WORK ORDER: Among the entries below, find the lines with the word "name" and return them.
================================
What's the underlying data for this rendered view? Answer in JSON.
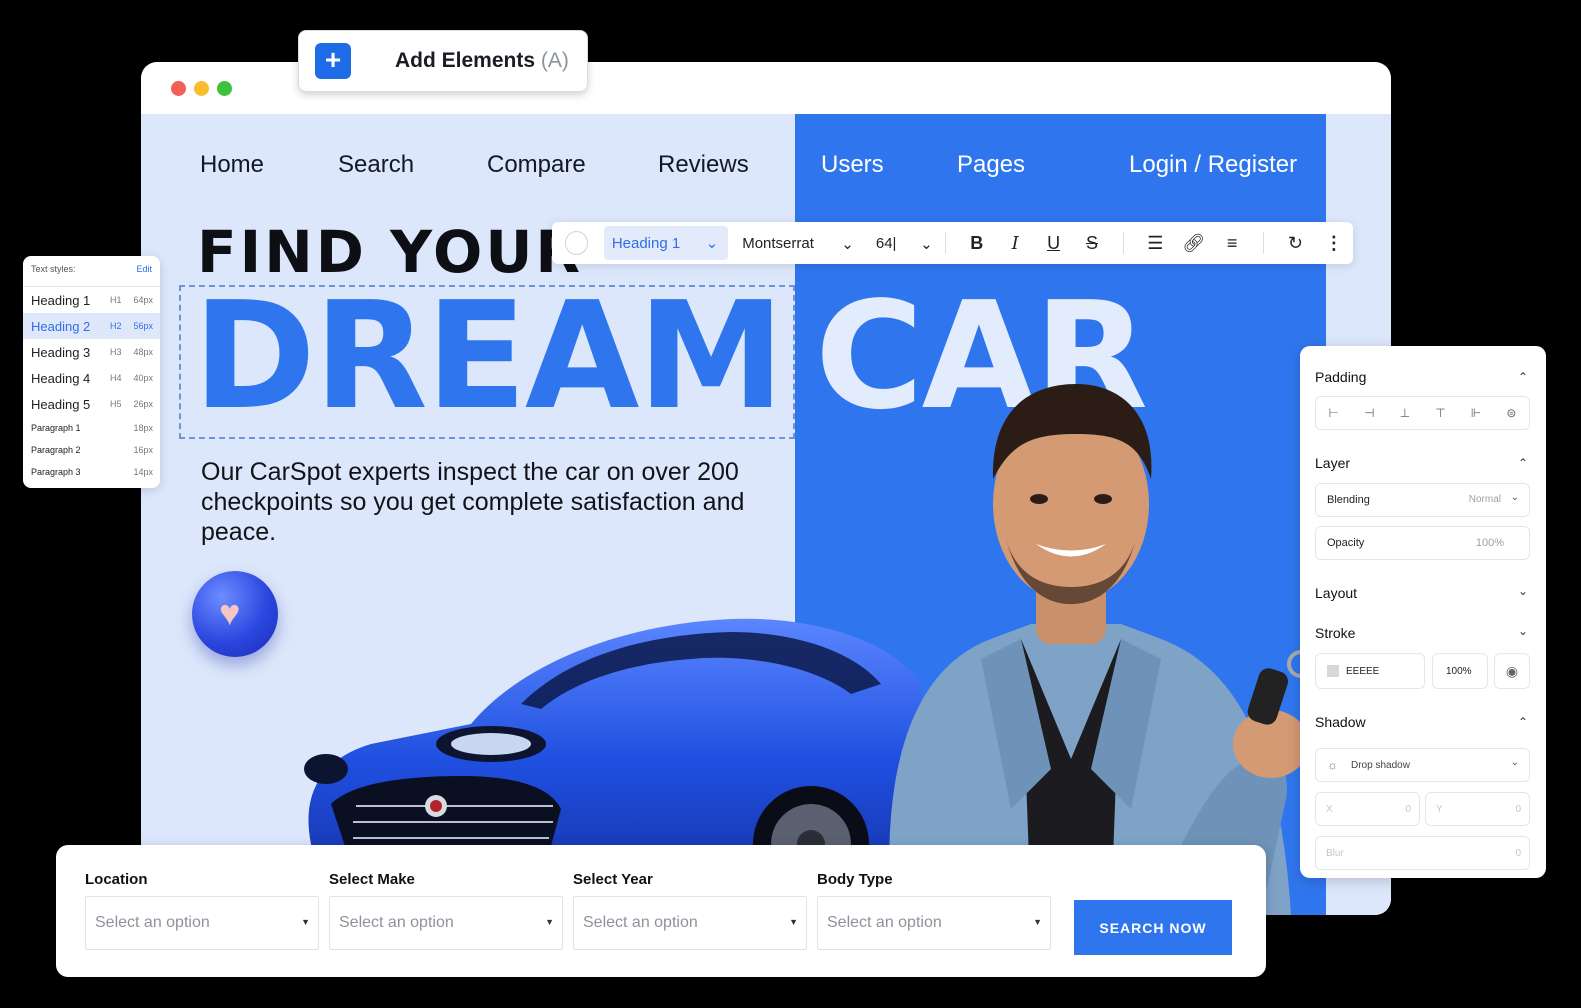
{
  "add_elements": {
    "label": "Add Elements",
    "shortcut": "(A)"
  },
  "nav": {
    "items": [
      "Home",
      "Search",
      "Compare",
      "Reviews",
      "Users",
      "Pages"
    ],
    "login": "Login / Register"
  },
  "hero": {
    "line1": "FIND YOUR",
    "word1": "DREAM",
    "word2": "CAR",
    "subtext": "Our CarSpot experts inspect the car on over 200 checkpoints so you get complete satisfaction and peace."
  },
  "toolbar": {
    "style": "Heading 1",
    "font": "Montserrat",
    "size": "64|",
    "icons": [
      "bold-icon",
      "italic-icon",
      "underline-icon",
      "strikethrough-icon",
      "list-icon",
      "link-icon",
      "align-icon",
      "rotate-icon",
      "more-icon"
    ]
  },
  "text_styles": {
    "title": "Text styles:",
    "edit": "Edit",
    "items": [
      {
        "name": "Heading 1",
        "tag": "H1",
        "size": "64px"
      },
      {
        "name": "Heading 2",
        "tag": "H2",
        "size": "56px"
      },
      {
        "name": "Heading 3",
        "tag": "H3",
        "size": "48px"
      },
      {
        "name": "Heading 4",
        "tag": "H4",
        "size": "40px"
      },
      {
        "name": "Heading 5",
        "tag": "H5",
        "size": "26px"
      },
      {
        "name": "Paragraph 1",
        "tag": "",
        "size": "18px"
      },
      {
        "name": "Paragraph 2",
        "tag": "",
        "size": "16px"
      },
      {
        "name": "Paragraph 3",
        "tag": "",
        "size": "14px"
      }
    ]
  },
  "props": {
    "padding": "Padding",
    "layer": "Layer",
    "blending_label": "Blending",
    "blending_value": "Normal",
    "opacity_label": "Opacity",
    "opacity_value": "100%",
    "layout": "Layout",
    "stroke": "Stroke",
    "stroke_color": "EEEEE",
    "stroke_opacity": "100%",
    "shadow": "Shadow",
    "shadow_type": "Drop shadow",
    "x_label": "X",
    "x_value": "0",
    "y_label": "Y",
    "y_value": "0",
    "blur_label": "Blur",
    "blur_value": "0"
  },
  "search": {
    "fields": [
      {
        "label": "Location",
        "placeholder": "Select an option"
      },
      {
        "label": "Select Make",
        "placeholder": "Select an option"
      },
      {
        "label": "Select Year",
        "placeholder": "Select an option"
      },
      {
        "label": "Body Type",
        "placeholder": "Select an option"
      }
    ],
    "button": "SEARCH NOW"
  },
  "colors": {
    "accent": "#2f76ee",
    "site_bg": "#dde7fb"
  }
}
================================
EXPECTED OUTPUT:
        "name": "Heading 1",
        "name": "Heading 2",
        "name": "Heading 3",
        "name": "Heading 4",
        "name": "Heading 5",
        "name": "Paragraph 1",
        "name": "Paragraph 2",
        "name": "Paragraph 3",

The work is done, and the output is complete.